Approximately 15 years ago, workers at Sierra Leone’s Tacugama Chimpanzee Sanctuary began to see chimps in their sanctuary become ill from a new and mysterious ailment—alarmingly, every chimp that became ill died. In the beginning, the team thought that they had more than one pathogen on their hands because, for some chimps, the main symptoms were gastrointestinal stress while, for others, symptoms were clearly neurological. Over time, the team became convinced it was a single pathogen as they saw increasing numbers of chimps with both types of symptoms.
In 2018, one of the researchers on this new effort, Leah Owens, spotted a bacterium in the brain of one of the chimp victims that stood out because of its cubic structure. Testing of the bacterium found it to be a unique species, which they named Sarcina troglodytae. After finding the bacteria in other dead chimps but never in those that were not infected, the researchers focused more closely on it. They found that it resembled Sarcina ventriculi, a strain that infects humans, generally resulting in gastrointestinal stress.

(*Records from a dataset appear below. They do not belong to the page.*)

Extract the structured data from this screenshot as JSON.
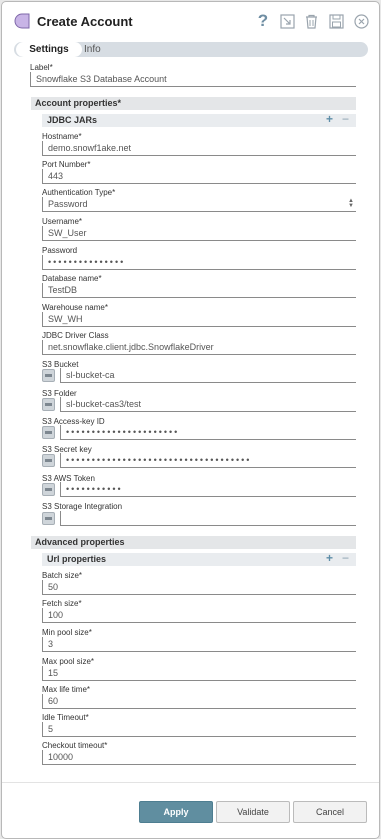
{
  "dialog": {
    "title": "Create Account"
  },
  "tabs": {
    "settings": "Settings",
    "info": "Info"
  },
  "fields": {
    "label": {
      "label": "Label*",
      "value": "Snowflake S3 Database Account"
    },
    "hostname": {
      "label": "Hostname*",
      "value": "demo.snowf1ake.net"
    },
    "port": {
      "label": "Port Number*",
      "value": "443"
    },
    "auth_type": {
      "label": "Authentication Type*",
      "value": "Password"
    },
    "username": {
      "label": "Username*",
      "value": "SW_User"
    },
    "password": {
      "label": "Password",
      "masked": "•••••••••••••••"
    },
    "database": {
      "label": "Database name*",
      "value": "TestDB"
    },
    "warehouse": {
      "label": "Warehouse name*",
      "value": "SW_WH"
    },
    "jdbc_driver": {
      "label": "JDBC Driver Class",
      "value": "net.snowflake.client.jdbc.SnowflakeDriver"
    },
    "s3_bucket": {
      "label": "S3 Bucket",
      "value": "sl-bucket-ca"
    },
    "s3_folder": {
      "label": "S3 Folder",
      "value": "sl-bucket-cas3/test"
    },
    "s3_access_key": {
      "label": "S3 Access-key ID",
      "masked": "••••••••••••••••••••••"
    },
    "s3_secret_key": {
      "label": "S3 Secret key",
      "masked": "••••••••••••••••••••••••••••••••••••"
    },
    "s3_token": {
      "label": "S3 AWS Token",
      "masked": "•••••••••••"
    },
    "s3_storage": {
      "label": "S3 Storage Integration",
      "value": ""
    },
    "batch_size": {
      "label": "Batch size*",
      "value": "50"
    },
    "fetch_size": {
      "label": "Fetch size*",
      "value": "100"
    },
    "min_pool": {
      "label": "Min pool size*",
      "value": "3"
    },
    "max_pool": {
      "label": "Max pool size*",
      "value": "15"
    },
    "max_life": {
      "label": "Max life time*",
      "value": "60"
    },
    "idle_timeout": {
      "label": "Idle Timeout*",
      "value": "5"
    },
    "checkout_timeout": {
      "label": "Checkout timeout*",
      "value": "10000"
    }
  },
  "sections": {
    "account": "Account properties*",
    "jdbc_jars": "JDBC JARs",
    "advanced": "Advanced properties",
    "url": "Url properties"
  },
  "buttons": {
    "apply": "Apply",
    "validate": "Validate",
    "cancel": "Cancel"
  },
  "icons": {
    "plus": "+",
    "minus": "−",
    "help": "?"
  },
  "colors": {
    "accent": "#608ea0",
    "app_icon": "#b7a0d8"
  }
}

Much more work still needs to be done, however, to prove that S. troglodytae is behind the deaths at the chimp sanctuary. Prior research has shown that chimps living there are most likely to become ill with the new disease in March. Also, no one knows where the bacteria might have developed or if it can infect humans. Some prior research has also suggested that the bacteria’s spores might be common in the sanctuary. Others studying the disease have noted that there is the possibility that some unique factor of chimp biology could be playing a role in the progression of the disease.
As the research continues, the team at the sanctuary are assuming that the newly discovered bacterium is to blame and are treating the chimps who fall ill in ways designed to fight off bacterial infections.